Joined: 27 Aug 2012
|Posted: Tue Dec 16, 2014 5:24 pm Post subject: The expansion of corrupt private for-profit schools
|MPs tear into government over uncontrolled expansion of private colleges
16 December 2014
An influential group of MPs has torn into the government over its failings to account for public money as it rubberstamped the expansion of private for-profit colleges.
The Public Accounts Committee (PAC) spent much of yesterday afternoon trying to get answers from bewildered officials from the Department for Business, Innovation and Skills (BIS) as to why the government had gone ahead with the massive expansion of private education providers without having proper quality checks in place.
The committee's chair, Margaret Hodge MP, told BIS permanent secretary, Martin Donnelly, that he was accountable for looking after public money and was failing. She described the private provider situation as a 'complete scandal'. She asked Donnelly how much public money at private colleges had been lost through students dropping out and fraud. Mr Donnelly said there was no such figure available.
Fellow committee member, Austin Mitchell MP, asked Donnelly why no one at BIS had heeded the many warnings from UCUabout the dangers of such rapid expansion. He pointed out that UCU general secretary Sally Hunt had written to BIS pointing to a series of high-profile public scandals involving for-profit companies and that she asked that further steps be taken to regulate them.
Six months later the government doubled the amount of student loan money available to students studying with private providers. Mitchell told Donnelly that, despite UCU's warnings, 'nothing was done, and you showered more money on them'.
The committee decided to quiz Donnelly and representatives from the Student Loans Company, private firm Pearson and the Higher Education Funding Council following a damning report from the National Audit Office, which Hodge described as 'one of the most shocking reports I've read'.
In 2011/12, 403 new courses at private providers were approved, against just 157 in 2009/10. Freedom of Information requests revealed that 100 courses were approved on a single day and that often courses were signed off within four days of application. Much of the expansion and the public money colleges acquired through student loans was in just a handful of colleges*.

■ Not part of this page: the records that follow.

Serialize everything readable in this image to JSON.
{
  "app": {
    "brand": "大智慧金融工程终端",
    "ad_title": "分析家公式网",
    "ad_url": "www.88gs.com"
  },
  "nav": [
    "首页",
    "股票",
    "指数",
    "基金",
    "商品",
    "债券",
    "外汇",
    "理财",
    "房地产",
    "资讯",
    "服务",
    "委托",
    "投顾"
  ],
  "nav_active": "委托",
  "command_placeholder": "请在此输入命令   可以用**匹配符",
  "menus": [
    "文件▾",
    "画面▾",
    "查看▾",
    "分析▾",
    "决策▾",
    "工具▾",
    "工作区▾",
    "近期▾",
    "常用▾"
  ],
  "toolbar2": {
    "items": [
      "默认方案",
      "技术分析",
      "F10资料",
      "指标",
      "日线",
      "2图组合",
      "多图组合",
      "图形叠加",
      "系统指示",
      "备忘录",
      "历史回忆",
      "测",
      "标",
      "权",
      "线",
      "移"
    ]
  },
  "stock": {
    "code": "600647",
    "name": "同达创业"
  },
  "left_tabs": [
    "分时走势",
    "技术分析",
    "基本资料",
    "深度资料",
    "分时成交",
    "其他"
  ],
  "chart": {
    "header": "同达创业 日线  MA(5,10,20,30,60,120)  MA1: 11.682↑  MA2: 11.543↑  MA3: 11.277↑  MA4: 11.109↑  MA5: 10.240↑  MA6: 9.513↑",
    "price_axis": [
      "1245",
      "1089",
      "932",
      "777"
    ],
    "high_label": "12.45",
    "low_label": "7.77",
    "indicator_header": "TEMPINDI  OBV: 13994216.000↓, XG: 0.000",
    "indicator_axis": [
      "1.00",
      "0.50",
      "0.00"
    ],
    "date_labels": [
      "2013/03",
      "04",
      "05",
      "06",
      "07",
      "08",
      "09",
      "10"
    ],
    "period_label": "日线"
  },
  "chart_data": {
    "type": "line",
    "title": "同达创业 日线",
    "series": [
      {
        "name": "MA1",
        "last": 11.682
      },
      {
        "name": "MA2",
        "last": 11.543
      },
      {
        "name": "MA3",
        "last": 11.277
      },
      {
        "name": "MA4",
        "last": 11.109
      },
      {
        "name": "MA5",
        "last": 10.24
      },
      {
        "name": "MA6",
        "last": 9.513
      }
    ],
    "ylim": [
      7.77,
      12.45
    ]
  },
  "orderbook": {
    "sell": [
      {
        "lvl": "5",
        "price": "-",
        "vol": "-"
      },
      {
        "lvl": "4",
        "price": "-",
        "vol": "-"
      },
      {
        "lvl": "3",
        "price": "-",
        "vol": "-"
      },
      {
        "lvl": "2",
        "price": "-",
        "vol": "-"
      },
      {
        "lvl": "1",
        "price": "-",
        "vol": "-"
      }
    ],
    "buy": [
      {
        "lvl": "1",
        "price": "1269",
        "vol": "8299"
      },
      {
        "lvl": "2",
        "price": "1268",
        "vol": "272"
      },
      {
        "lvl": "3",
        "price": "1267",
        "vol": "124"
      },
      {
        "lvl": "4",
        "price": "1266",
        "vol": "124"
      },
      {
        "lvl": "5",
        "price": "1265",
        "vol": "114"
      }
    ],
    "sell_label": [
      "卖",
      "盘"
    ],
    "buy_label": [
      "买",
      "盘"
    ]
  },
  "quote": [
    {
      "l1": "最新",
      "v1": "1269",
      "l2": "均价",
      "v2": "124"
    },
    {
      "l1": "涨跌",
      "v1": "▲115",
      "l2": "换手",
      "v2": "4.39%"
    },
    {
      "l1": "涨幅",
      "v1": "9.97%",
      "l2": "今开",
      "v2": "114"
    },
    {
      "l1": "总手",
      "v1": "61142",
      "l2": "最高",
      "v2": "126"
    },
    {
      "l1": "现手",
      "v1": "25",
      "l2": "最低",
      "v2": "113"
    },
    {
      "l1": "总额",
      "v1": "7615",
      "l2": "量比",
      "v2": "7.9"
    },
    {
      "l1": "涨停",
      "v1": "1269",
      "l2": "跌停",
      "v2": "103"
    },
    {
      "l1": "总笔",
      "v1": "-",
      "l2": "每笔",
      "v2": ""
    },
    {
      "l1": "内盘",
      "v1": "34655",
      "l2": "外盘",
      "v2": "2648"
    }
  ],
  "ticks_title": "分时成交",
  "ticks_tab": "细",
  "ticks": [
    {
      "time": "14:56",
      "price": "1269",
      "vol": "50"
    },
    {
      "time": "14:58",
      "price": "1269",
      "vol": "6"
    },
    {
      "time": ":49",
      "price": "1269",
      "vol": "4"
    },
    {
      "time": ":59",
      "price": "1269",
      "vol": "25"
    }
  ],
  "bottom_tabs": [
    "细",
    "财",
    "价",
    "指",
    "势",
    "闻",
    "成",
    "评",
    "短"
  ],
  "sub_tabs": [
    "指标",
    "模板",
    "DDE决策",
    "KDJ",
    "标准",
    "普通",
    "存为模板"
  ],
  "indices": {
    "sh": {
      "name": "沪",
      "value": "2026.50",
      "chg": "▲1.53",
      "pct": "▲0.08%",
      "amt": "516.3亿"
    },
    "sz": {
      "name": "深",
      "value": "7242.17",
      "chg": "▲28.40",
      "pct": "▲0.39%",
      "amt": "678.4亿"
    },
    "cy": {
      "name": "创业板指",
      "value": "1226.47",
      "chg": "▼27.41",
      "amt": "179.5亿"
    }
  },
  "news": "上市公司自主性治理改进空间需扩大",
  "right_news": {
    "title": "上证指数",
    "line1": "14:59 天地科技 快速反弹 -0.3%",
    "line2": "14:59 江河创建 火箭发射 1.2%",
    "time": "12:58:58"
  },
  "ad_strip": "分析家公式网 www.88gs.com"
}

Hodge told Donnelly such rapid expansion, where half the growth in student numbers had been in just five colleges, should have been a 'complete red flag'. She described herself as 'gobsmacked', telling Donnelly there were 'so many indicators and you ignored the ruddy lot of them'.
Conservative MP Stewart Jackson told Donnelly he 'should have been pulling your finger out a bit earlier than this and accused him of giving the committee 'a lot of old flannel and gobbledegook'. Having already said at the start of the meeting that the PAC would return to the issue of private providers before the election, Hodge concluded proceedings by saying the situation was 'nothing short of a scandal' and that the committee would return to the issue in March.
UCU general secretary, Sally Hunt, said: 'Members of the Public Accounts Committee were as flabbergasted as we have been over the government's refusal to heed our warnings about private providers. It beggars belief that they did not intervene earlier to stop this disastrous loss of public funds. I cannot remember a committee being quite so stunned or angry.
'It was rather disappointing that the ministers involved left their civil servants out to dry and we hope this situation will be addressed when the committee comes back to this issue next year. What was clear though, is that the scandal surrounding private colleges needs to be urgently addressed and some serious lessons learned very quickly.'